In the house of God there are servants to whom a charge has been given by the Lord, and to whom they must give account of their actions (Luke 12:42-48). Timothy was one of those servants. But when we speak of the assembly in this way, it comes before us more as a household than as a habitation or building; and though both ideas are very closely connected in scripture, they are distinct. There are those who feed the household, rule in it, and look after the general welfare of those who compose it; and there are also those who go out to the world with the glad tidings of a Saviour God. They preach Jesus Christ as Lord (2 Cor. 4:5), and the grace of God through Him, and thus the kingdom of God is preached, but they make no mention of the house. To Christ at the right hand of God the thoughts of men are directed, and to Him alone. What is down here is not the subject of gospel testimony; and though the kingdom of God is preached, it is not preached as it exists down here, but as established in Christ in resurrection. In Romans, where the whole truth of the gospel in meeting the responsibility and need of man is taught, we have no intimation of this structure. Righteousness, life, deliverance from sin, and salvation (which really covers all those other blessings) are the subjects treated of, but as to the house of God, there is absolute silence. It is of the utmost importance to see this, if we are to have the truth of God put in order in our minds. As to salvation, there is, first of all, the preacher sent, next we have the hearing, next faith, next calling on, or confessing the Lord, and then salvation (Rom. 10). The gospel is the power of God to salvation, for therein is the righteousness of God revealed from faith to faith.

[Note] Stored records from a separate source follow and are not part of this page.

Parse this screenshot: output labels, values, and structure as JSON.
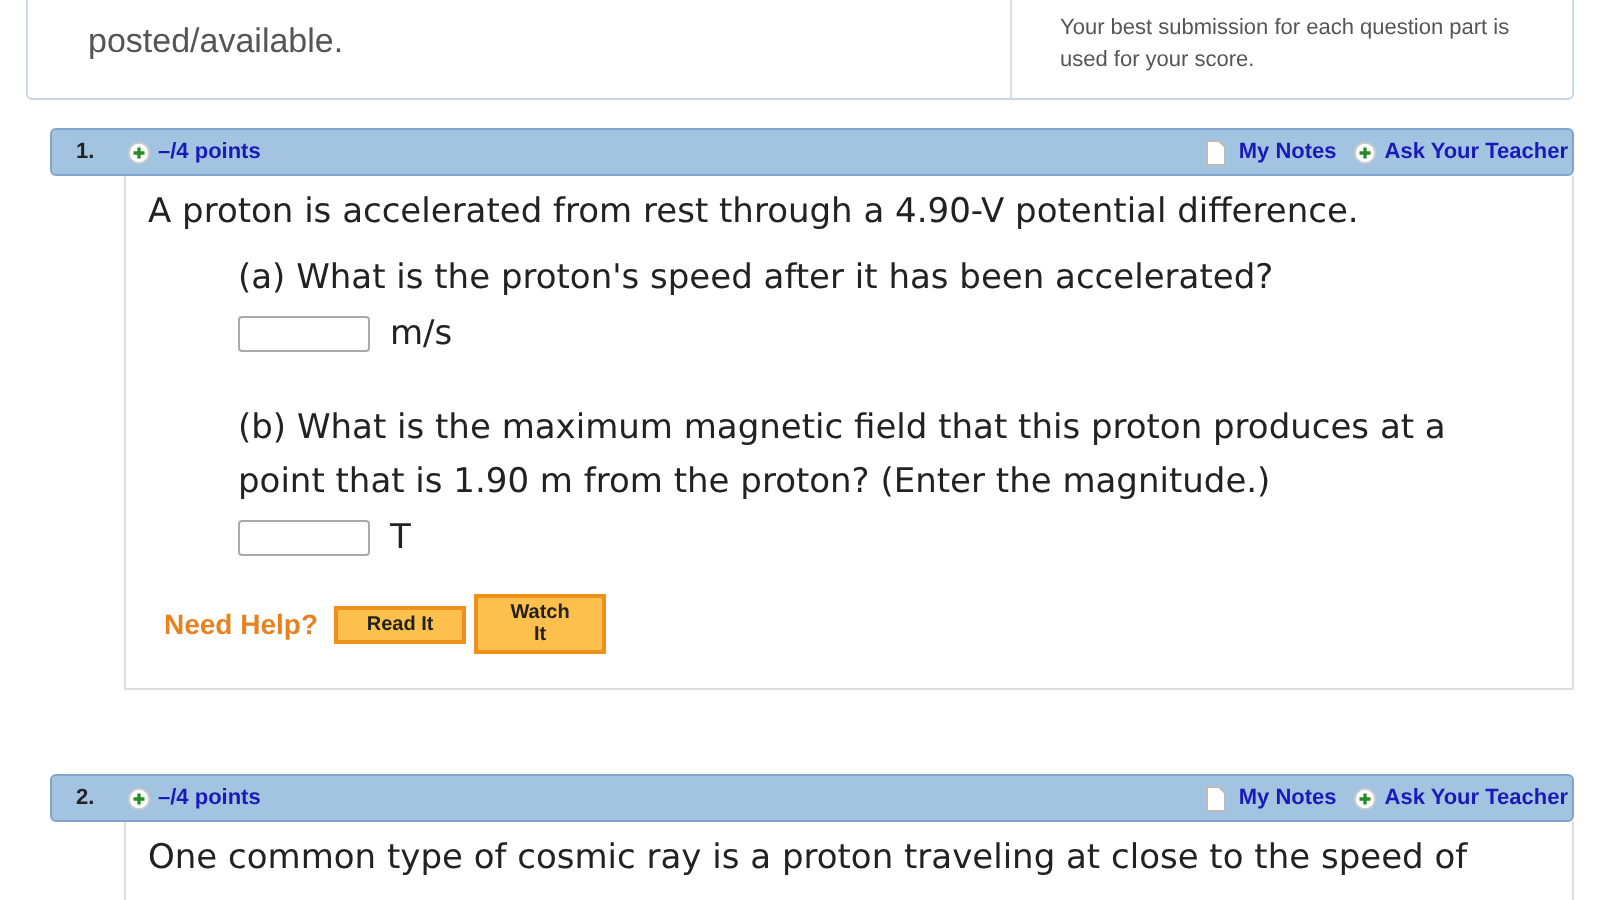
{
  "info_box": {
    "left_text": "posted/available.",
    "right_text": "Your best submission for each question part is used for your score."
  },
  "questions": [
    {
      "number": "1.",
      "points": "–/4 points",
      "notes_link": "My Notes",
      "ask_link": "Ask Your Teacher",
      "intro": "A proton is accelerated from rest through a 4.90-V potential difference.",
      "parts": [
        {
          "prompt": "(a) What is the proton's speed after it has been accelerated?",
          "unit": "m/s"
        },
        {
          "prompt": "(b) What is the maximum magnetic field that this proton produces at a point that is 1.90 m from the proton? (Enter the magnitude.)",
          "unit": "T"
        }
      ],
      "help": {
        "label": "Need Help?",
        "buttons": [
          "Read It",
          "Watch It"
        ]
      }
    },
    {
      "number": "2.",
      "points": "–/4 points",
      "notes_link": "My Notes",
      "ask_link": "Ask Your Teacher",
      "intro": "One common type of cosmic ray is a proton traveling at close to the speed of"
    }
  ]
}
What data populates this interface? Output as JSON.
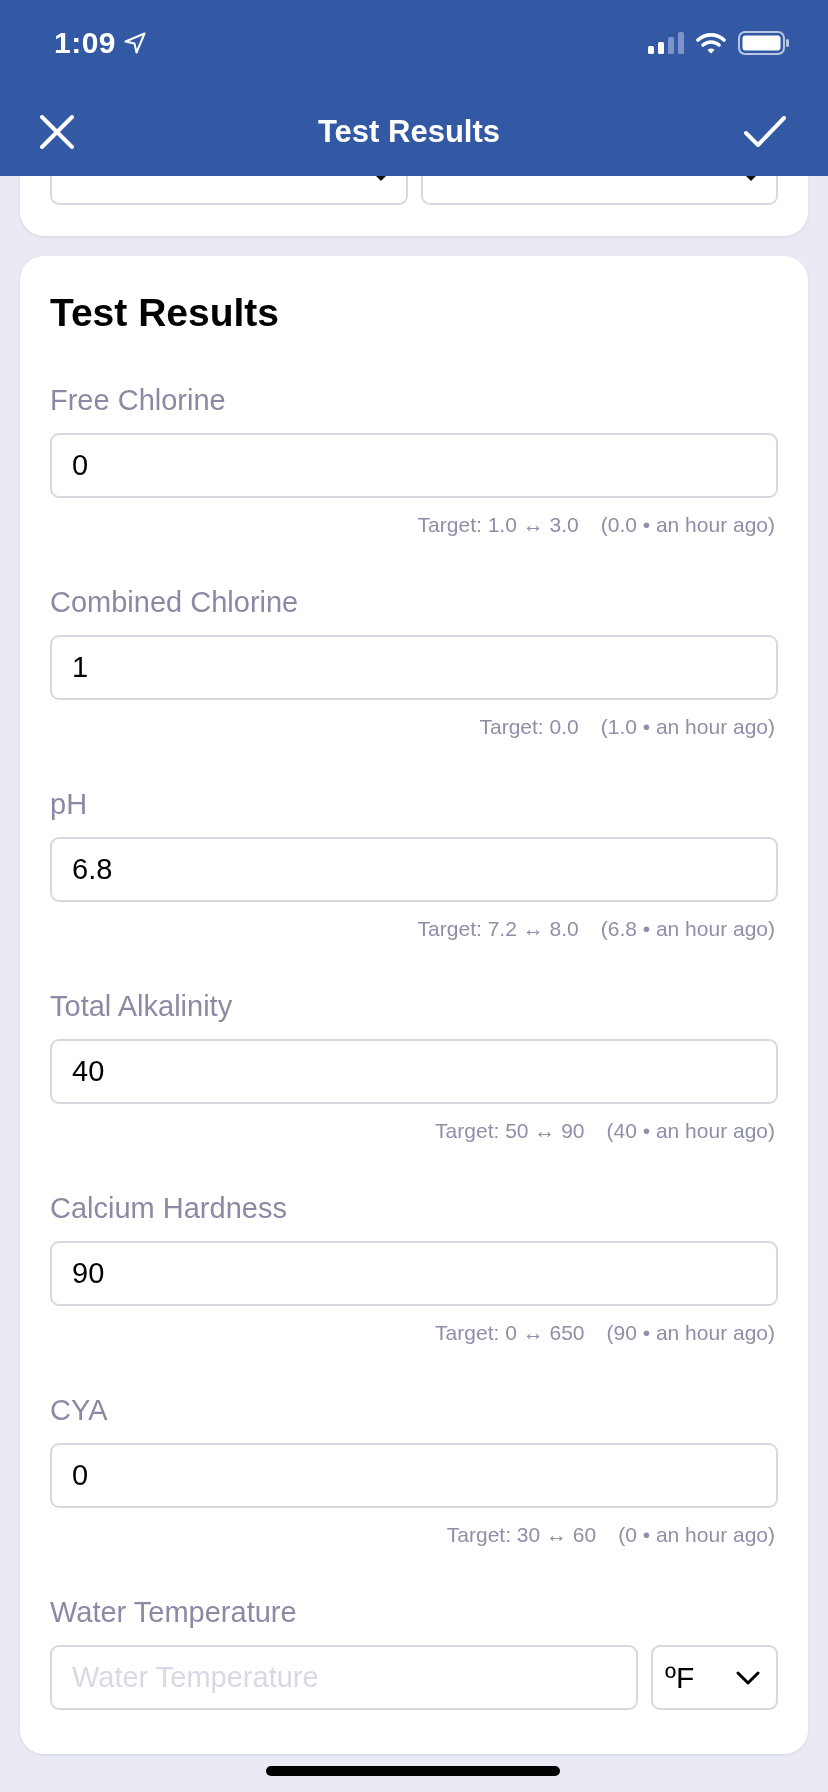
{
  "status_bar": {
    "time": "1:09"
  },
  "nav_bar": {
    "title": "Test Results"
  },
  "card": {
    "title": "Test Results",
    "fields": [
      {
        "kind": "reading",
        "label": "Free Chlorine",
        "value": "0",
        "target": "Target: 1.0 ↔ 3.0",
        "last": "(0.0 • an hour ago)"
      },
      {
        "kind": "reading",
        "label": "Combined Chlorine",
        "value": "1",
        "target": "Target: 0.0",
        "last": "(1.0 • an hour ago)"
      },
      {
        "kind": "reading",
        "label": "pH",
        "value": "6.8",
        "target": "Target: 7.2 ↔ 8.0",
        "last": "(6.8 • an hour ago)"
      },
      {
        "kind": "reading",
        "label": "Total Alkalinity",
        "value": "40",
        "target": "Target: 50 ↔ 90",
        "last": "(40 • an hour ago)"
      },
      {
        "kind": "reading",
        "label": "Calcium Hardness",
        "value": "90",
        "target": "Target: 0 ↔ 650",
        "last": "(90 • an hour ago)"
      },
      {
        "kind": "reading",
        "label": "CYA",
        "value": "0",
        "target": "Target: 30 ↔ 60",
        "last": "(0 • an hour ago)"
      },
      {
        "kind": "temperature",
        "label": "Water Temperature",
        "placeholder": "Water Temperature",
        "unit": "ºF"
      }
    ]
  }
}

No soul of man can estimate fully the value of being in the house where a divine Person resides. It is clearly better for us than the presence of Jesus as He was here in the midst of His disciples. But let us attach all the blessing to the presence of the One who dwells in the house, rather than to the house itself. There is not a word about the house in the three chapters of John (14-16), where so much is said about the value of the Spirit. No doubt "with you" supposes it, but we would not know from those chapters alone that God had a house upon earth. The Spirit is the theme, not the house. Let us be taught by scripture.

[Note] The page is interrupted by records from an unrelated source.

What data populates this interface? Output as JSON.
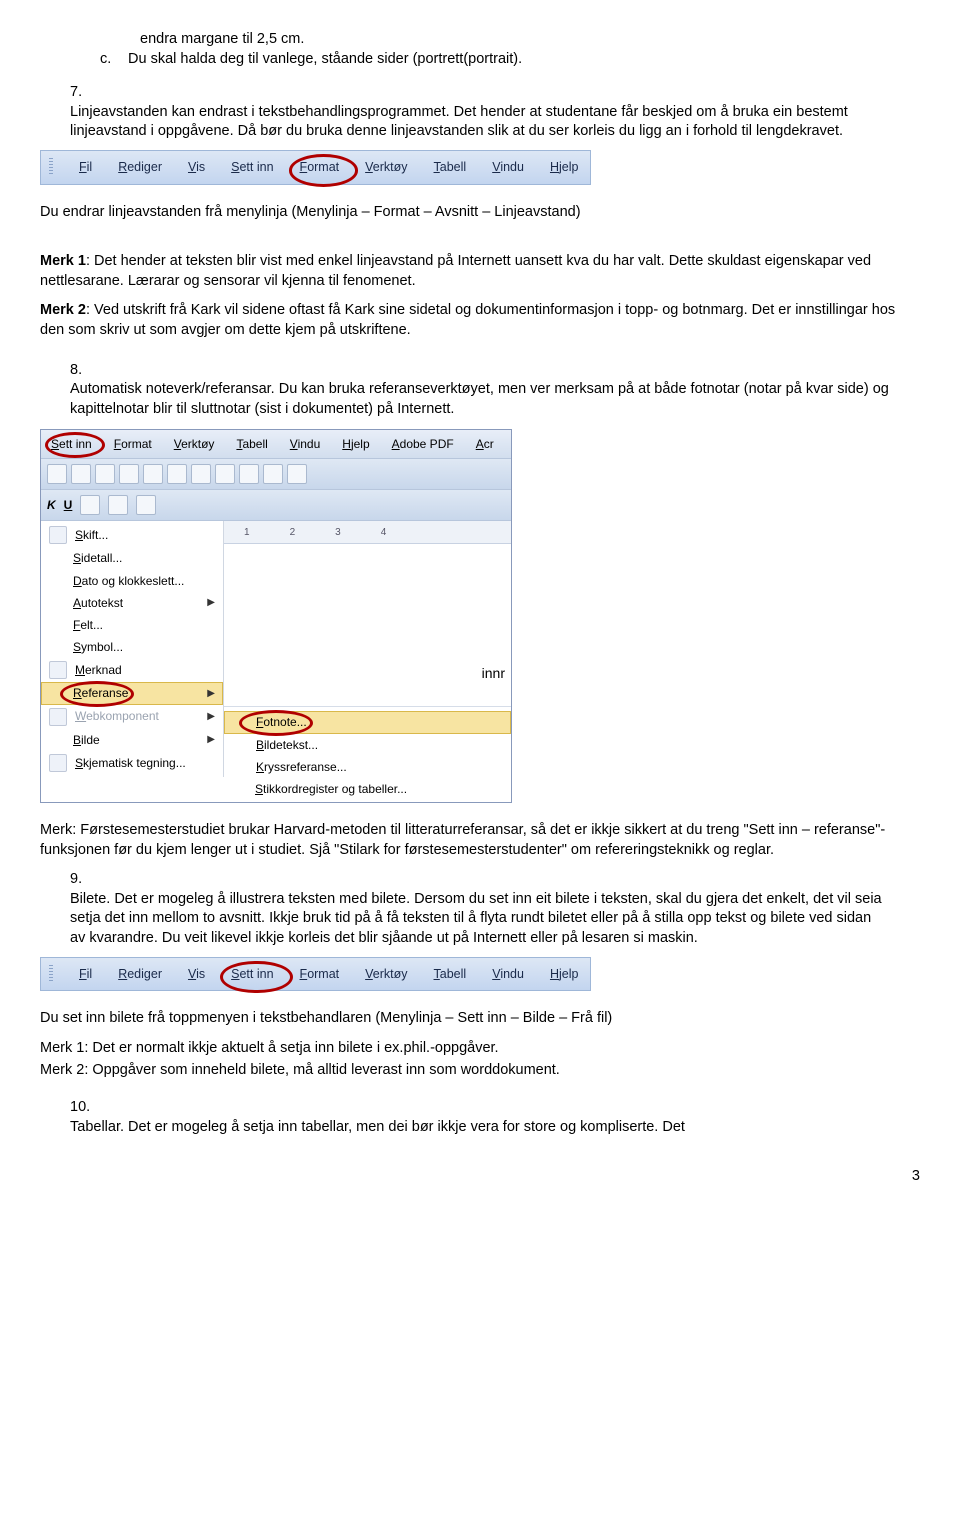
{
  "top_list": {
    "c_line": "endra margane til 2,5 cm.",
    "c_label": "c.",
    "c_text": "Du skal halda deg til vanlege, ståande sider (portrett(portrait)."
  },
  "item7": {
    "num": "7.",
    "text": "Linjeavstanden kan endrast i tekstbehandlingsprogrammet. Det hender at studentane får beskjed om å bruka ein bestemt linjeavstand i oppgåvene. Då bør du bruka denne linjeavstanden slik at du ser korleis du ligg an i forhold til lengdekravet."
  },
  "menubar1": {
    "items": [
      "Fil",
      "Rediger",
      "Vis",
      "Sett inn",
      "Format",
      "Verktøy",
      "Tabell",
      "Vindu",
      "Hjelp"
    ],
    "circled_index": 4
  },
  "after_menu1": "Du endrar linjeavstanden frå menylinja (Menylinja – Format – Avsnitt – Linjeavstand)",
  "merk1": {
    "label": "Merk 1",
    "text": ": Det hender at teksten blir vist med enkel linjeavstand på Internett uansett kva du har valt. Dette skuldast eigenskapar ved nettlesarane. Lærarar og sensorar vil kjenna til fenomenet."
  },
  "merk2": {
    "label": "Merk 2",
    "text": ": Ved utskrift frå Kark vil sidene oftast få Kark sine sidetal og dokumentinformasjon i topp- og botnmarg. Det er innstillingar hos den som skriv ut som avgjer om dette kjem på utskriftene."
  },
  "item8": {
    "num": "8.",
    "text": "Automatisk noteverk/referansar. Du kan bruka referanseverktøyet, men ver merksam på at både fotnotar (notar på kvar side) og kapittelnotar blir til sluttnotar (sist i dokumentet) på Internett."
  },
  "wordshot": {
    "topmenu": [
      "Sett inn",
      "Format",
      "Verktøy",
      "Tabell",
      "Vindu",
      "Hjelp",
      "Adobe PDF",
      "Acr"
    ],
    "fmt_k": "K",
    "fmt_u": "U",
    "left_items": [
      {
        "label": "Skift...",
        "icon": true
      },
      {
        "label": "Sidetall...",
        "icon": false
      },
      {
        "label": "Dato og klokkeslett...",
        "icon": false
      },
      {
        "label": "Autotekst",
        "icon": false,
        "arrow": true
      },
      {
        "label": "Felt...",
        "icon": false
      },
      {
        "label": "Symbol...",
        "icon": false
      },
      {
        "label": "Merknad",
        "icon": true
      },
      {
        "label": "Referanse",
        "icon": false,
        "arrow": true,
        "highlight": true
      },
      {
        "label": "Webkomponent",
        "icon": true,
        "arrow": true,
        "disabled": true
      },
      {
        "label": "Bilde",
        "icon": false,
        "arrow": true
      },
      {
        "label": "Skjematisk tegning...",
        "icon": true
      }
    ],
    "right_items": [
      {
        "label": "Fotnote...",
        "highlight": true
      },
      {
        "label": "Bildetekst..."
      },
      {
        "label": "Kryssreferanse..."
      },
      {
        "label": "Stikkordregister og tabeller..."
      }
    ],
    "ruler_ticks": [
      "1",
      "2",
      "3",
      "4"
    ],
    "floating_text": "innr"
  },
  "after_wordshot": "Merk: Førstesemesterstudiet brukar Harvard-metoden til litteraturreferansar, så det er ikkje sikkert at du treng \"Sett inn – referanse\"-funksjonen før du kjem lenger ut i studiet. Sjå \"Stilark for førstesemesterstudenter\" om refereringsteknikk og reglar.",
  "item9": {
    "num": "9.",
    "text": "Bilete. Det er mogeleg å illustrera teksten med bilete. Dersom du set inn eit bilete i teksten, skal du gjera det enkelt, det vil seia setja det inn mellom to avsnitt. Ikkje bruk tid på å få teksten til å flyta rundt biletet eller på å stilla opp tekst og bilete ved sidan av kvarandre. Du veit likevel ikkje korleis det blir sjåande ut på Internett eller på lesaren si maskin."
  },
  "menubar2": {
    "items": [
      "Fil",
      "Rediger",
      "Vis",
      "Sett inn",
      "Format",
      "Verktøy",
      "Tabell",
      "Vindu",
      "Hjelp"
    ],
    "circled_index": 3
  },
  "after_menu2": "Du set inn bilete frå toppmenyen i tekstbehandlaren (Menylinja – Sett inn – Bilde – Frå fil)",
  "merk_b1": "Merk 1: Det er normalt ikkje aktuelt å setja inn bilete i ex.phil.-oppgåver.",
  "merk_b2": "Merk 2: Oppgåver som inneheld bilete, må alltid leverast inn som worddokument.",
  "item10": {
    "num": "10.",
    "text": "Tabellar. Det er mogeleg å setja inn tabellar, men dei bør ikkje vera for store og kompliserte. Det"
  },
  "page_number": "3"
}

No one, but those in the house of God, possesses any of the blessings of Christianity, for it is on the principle of faith every blessing is possessed, and all believers are in the house. But no soul finds the blessings in the house, but in Christ (Eph. 1), neither were they made good to him by the assembly, but by the Spirit of God (2 Cor. 1). In the house the Spirit speaks of Christ, and of the grace and love of God in Him; and there Christ is before every eye, and the beloved Object of every heart, and the theme of every tongue. I speak of the house in its true character. Man and his pretensions have disappeared, and Christ is everything, for there the Holy Spirit of God has His way, and He delights to direct the mind and heart to Him.

I have done my best to be brief, dear brother, but the subject is inexhaustible, and my pen has run on much farther than I intended, and yet I feel I have only touched the fringe of the subject. I trust, however, you have the answer to your questions.

Affectionately in Christ,
(Signed) J. Boyd.